[Start of section]
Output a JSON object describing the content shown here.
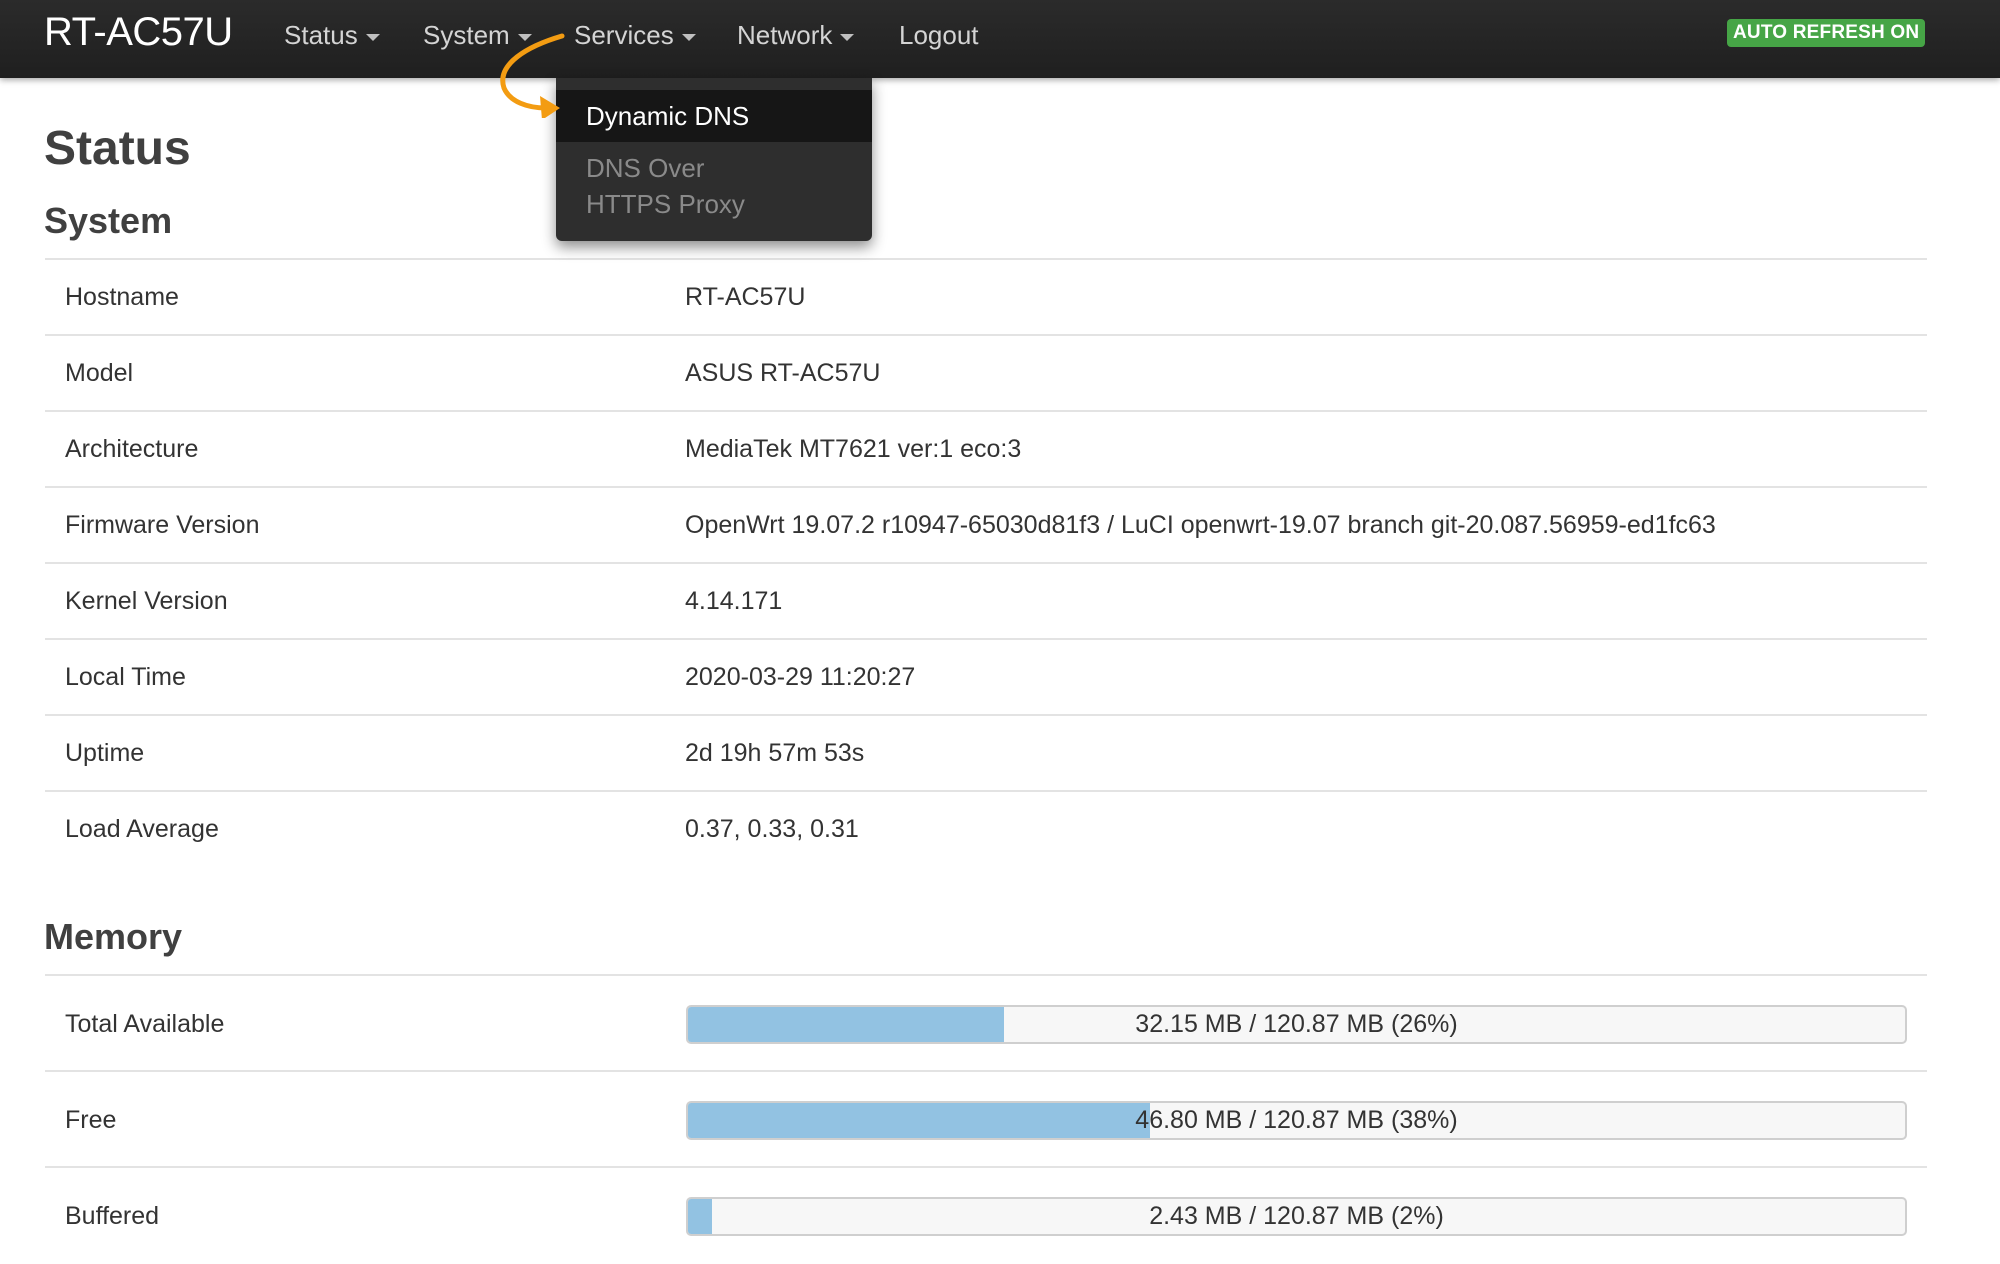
{
  "navbar": {
    "brand": "RT-AC57U",
    "menu": [
      {
        "label": "Status"
      },
      {
        "label": "System"
      },
      {
        "label": "Services"
      },
      {
        "label": "Network"
      },
      {
        "label": "Logout"
      }
    ],
    "auto_refresh": "AUTO REFRESH ON"
  },
  "services_dropdown": {
    "items": [
      {
        "label": "Dynamic DNS",
        "highlighted": true
      },
      {
        "label": "DNS Over HTTPS Proxy"
      }
    ]
  },
  "page_title": "Status",
  "system": {
    "title": "System",
    "rows": [
      {
        "label": "Hostname",
        "value": "RT-AC57U"
      },
      {
        "label": "Model",
        "value": "ASUS RT-AC57U"
      },
      {
        "label": "Architecture",
        "value": "MediaTek MT7621 ver:1 eco:3"
      },
      {
        "label": "Firmware Version",
        "value": "OpenWrt 19.07.2 r10947-65030d81f3 / LuCI openwrt-19.07 branch git-20.087.56959-ed1fc63"
      },
      {
        "label": "Kernel Version",
        "value": "4.14.171"
      },
      {
        "label": "Local Time",
        "value": "2020-03-29 11:20:27"
      },
      {
        "label": "Uptime",
        "value": "2d 19h 57m 53s"
      },
      {
        "label": "Load Average",
        "value": "0.37, 0.33, 0.31"
      }
    ]
  },
  "memory": {
    "title": "Memory",
    "rows": [
      {
        "label": "Total Available",
        "text": "32.15 MB / 120.87 MB (26%)",
        "percent": 26
      },
      {
        "label": "Free",
        "text": "46.80 MB / 120.87 MB (38%)",
        "percent": 38
      },
      {
        "label": "Buffered",
        "text": "2.43 MB / 120.87 MB (2%)",
        "percent": 2
      }
    ]
  },
  "colors": {
    "navbar": "#222222",
    "auto_refresh_badge": "#46a546",
    "progress_fill": "#92c2e2",
    "annotation_arrow": "#f39c12"
  },
  "icons": {
    "menu_caret": "caret-down-icon",
    "annotation": "curved-arrow-icon"
  }
}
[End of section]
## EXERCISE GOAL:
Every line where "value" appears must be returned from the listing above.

## ANSWER FOR THIS EXERCISE:
        "value": "RT-AC57U"
        "value": "ASUS RT-AC57U"
        "value": "MediaTek MT7621 ver:1 eco:3"
        "value": "OpenWrt 19.07.2 r10947-65030d81f3 / LuCI openwrt-19.07 branch git-20.087.56959-ed1fc63"
        "value": "4.14.171"
        "value": "2020-03-29 11:20:27"
        "value": "2d 19h 57m 53s"
        "value": "0.37, 0.33, 0.31"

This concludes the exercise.